  5. This Airman has indicated poor judgment from other standpoints by releasing Air Force information to the Playground News himself, with no consideration for other papers in the area, or the fact that only official releases, carefully censored by competent OIS staff members, are allowed.

  6. In summary, this Airman, although talented, will not be guided by policy or personal advice and guidance. Sometimes his rebel and superior attitude seems to rub off on other airmen staff members. He has little consideration for military bearing or dress and seems to dislike the service and want out as soon as possible.

  7. Consequently, it is requested that Airman Thompson be assigned to other duties immediately, and it is recommended that he be earnestly considered under the early release program.

  8. It is also requested that Airman Thompson be officially advised that he is to do no writing of any kind for internal or external publication unless such writing is edited by the OIS staff, and that he is not to accept outside employment with any of the local media.

  W. S. EVANS, Colonel, USAF

  Chief, Office of Information Services

  PART 1

  Author's Note

  "Art is long and life is short,

  and success is very far off."

  -- J. Conrad

  Well. . . yes, and here we go again.

  But before we get to The Work, as it were, I want to make sure I know how to cope with this elegant typewriter -- (and, yes, it appears that I do) -- so why not make this
quick list of my life's work and then get the hell out of town on the 11:05 to Denver? Indeed. Why not?

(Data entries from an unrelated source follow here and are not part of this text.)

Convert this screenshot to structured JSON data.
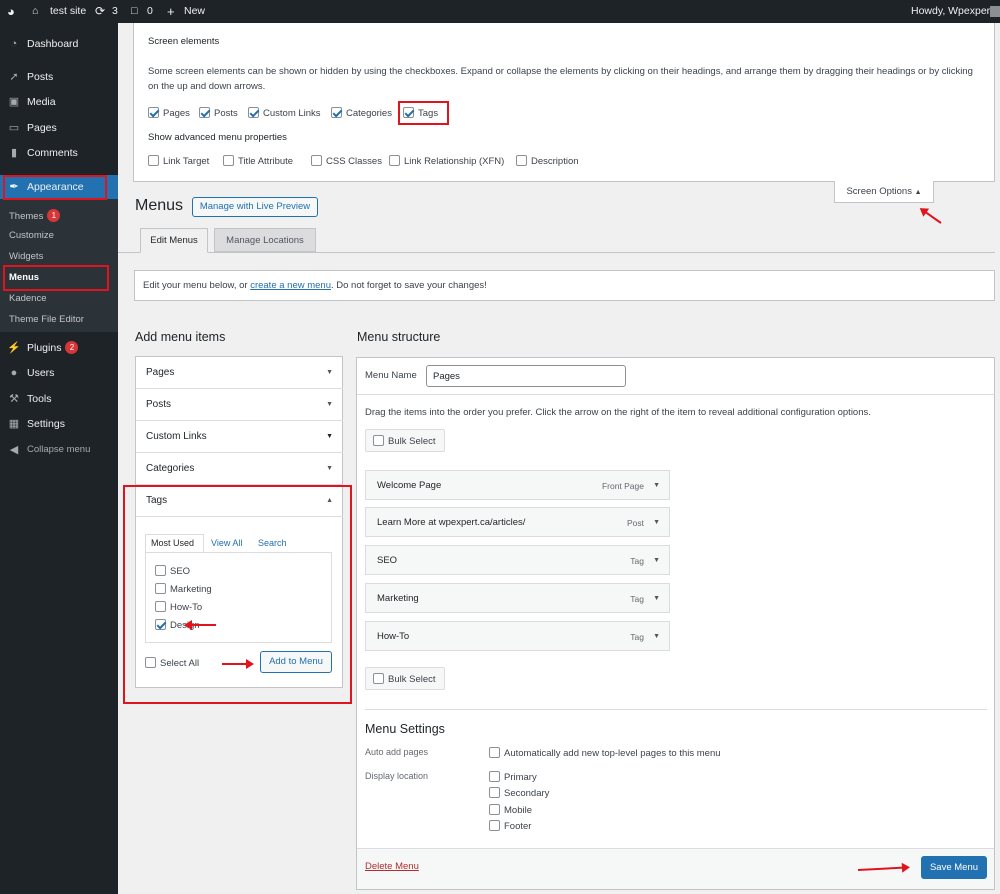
{
  "adminbar": {
    "site": "test site",
    "updates": "3",
    "comments": "0",
    "new": "New",
    "howdy": "Howdy, Wpexpert"
  },
  "sidebar": {
    "dashboard": "Dashboard",
    "posts": "Posts",
    "media": "Media",
    "pages": "Pages",
    "comments": "Comments",
    "appearance": "Appearance",
    "sub": {
      "themes": "Themes",
      "themes_badge": "1",
      "customize": "Customize",
      "widgets": "Widgets",
      "menus": "Menus",
      "kadence": "Kadence",
      "theme_editor": "Theme File Editor"
    },
    "plugins": "Plugins",
    "plugins_badge": "2",
    "users": "Users",
    "tools": "Tools",
    "settings": "Settings",
    "collapse": "Collapse menu"
  },
  "screen_options": {
    "heading": "Screen elements",
    "desc": "Some screen elements can be shown or hidden by using the checkboxes. Expand or collapse the elements by clicking on their headings, and arrange them by dragging their headings or by clicking on the up and down arrows.",
    "boxes": [
      {
        "label": "Pages",
        "checked": true
      },
      {
        "label": "Posts",
        "checked": true
      },
      {
        "label": "Custom Links",
        "checked": true
      },
      {
        "label": "Categories",
        "checked": true
      },
      {
        "label": "Tags",
        "checked": true
      }
    ],
    "adv_heading": "Show advanced menu properties",
    "adv": [
      {
        "label": "Link Target",
        "checked": false
      },
      {
        "label": "Title Attribute",
        "checked": false
      },
      {
        "label": "CSS Classes",
        "checked": false
      },
      {
        "label": "Link Relationship (XFN)",
        "checked": false
      },
      {
        "label": "Description",
        "checked": false
      }
    ],
    "toggle": "Screen Options"
  },
  "page": {
    "title": "Menus",
    "live_preview": "Manage with Live Preview",
    "tab_edit": "Edit Menus",
    "tab_locations": "Manage Locations",
    "notice_pre": "Edit your menu below, or ",
    "notice_link": "create a new menu",
    "notice_post": ". Do not forget to save your changes!"
  },
  "add_items": {
    "heading": "Add menu items",
    "sections": [
      "Pages",
      "Posts",
      "Custom Links",
      "Categories",
      "Tags"
    ],
    "tabs": [
      "Most Used",
      "View All",
      "Search"
    ],
    "tags": [
      {
        "label": "SEO",
        "checked": false
      },
      {
        "label": "Marketing",
        "checked": false
      },
      {
        "label": "How-To",
        "checked": false
      },
      {
        "label": "Design",
        "checked": true
      }
    ],
    "select_all": "Select All",
    "add_button": "Add to Menu"
  },
  "structure": {
    "heading": "Menu structure",
    "name_label": "Menu Name",
    "name_value": "Pages",
    "instructions": "Drag the items into the order you prefer. Click the arrow on the right of the item to reveal additional configuration options.",
    "bulk_select": "Bulk Select",
    "items": [
      {
        "title": "Welcome Page",
        "type": "Front Page"
      },
      {
        "title": "Learn More at wpexpert.ca/articles/",
        "type": "Post"
      },
      {
        "title": "SEO",
        "type": "Tag"
      },
      {
        "title": "Marketing",
        "type": "Tag"
      },
      {
        "title": "How-To",
        "type": "Tag"
      }
    ],
    "settings_heading": "Menu Settings",
    "auto_add_label": "Auto add pages",
    "auto_add_text": "Automatically add new top-level pages to this menu",
    "display_label": "Display location",
    "locations": [
      "Primary",
      "Secondary",
      "Mobile",
      "Footer"
    ],
    "delete": "Delete Menu",
    "save": "Save Menu"
  }
}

  But for just a moment I'd like to say, for the permanent record, that it is a very strange feeling to be a 40-year-old American writer in this century and sitting alone in this huge building on Fifth Avenue in New York at one o'clock in the morning on the night before Christmas Eve, 2000 miles from home, and compiling a table of contents for a book of my own Collected Works in an office with a tall glass door that leads out to a big terrace looking down on The Plaza Fountain.

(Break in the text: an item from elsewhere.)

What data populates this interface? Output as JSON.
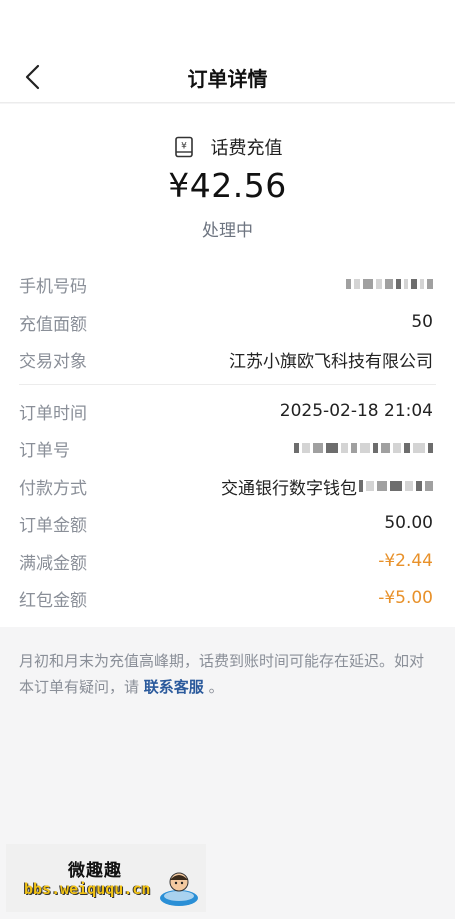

  Very strange.

  I feel like I might as well be sitting up here carving the words for my own tombstone. . . and when I finish, the only fitting exit will be right straight off this fucking terrace and into The Fountain, 28 stories below and at least 200 yards out in the air and across Fifth Avenue.

  Nobody could follow that act.

  Not even me. . . and in fact the only way I can deal with this eerie situation at all is to make a conscious decision that I have already lived and finished the life I planned to live -- (13 years longer, in fact) -- and everything from now on will be A New Life, a different thing, a gig that ends tonight and starts tomorrow morning.

  So if I decided to leap for The Fountain when I finish this memo, I want to make one thing perfectly clear -- I would genuinely love to make that leap, and if I don't I will always consider it a mistake and a failed opportunity, one of the very few serious mistakes of my First Life that is now ending.

  But what the hell? I probably won't do it (for all the wrong reasons), and I'll probably finish this table of contents and go home for Christmas and then have to live for 100 more years with all this goddamn gibberish I'm lashing together.

  But, Jesus, it would be a wonderful way to go out. . . and if I do you bastards are going to owe me a king-hell 44-gun salutr (that word is "salute," goddamnit -- and I guess I can't work this elegant typewriter as well as I thought I could). . .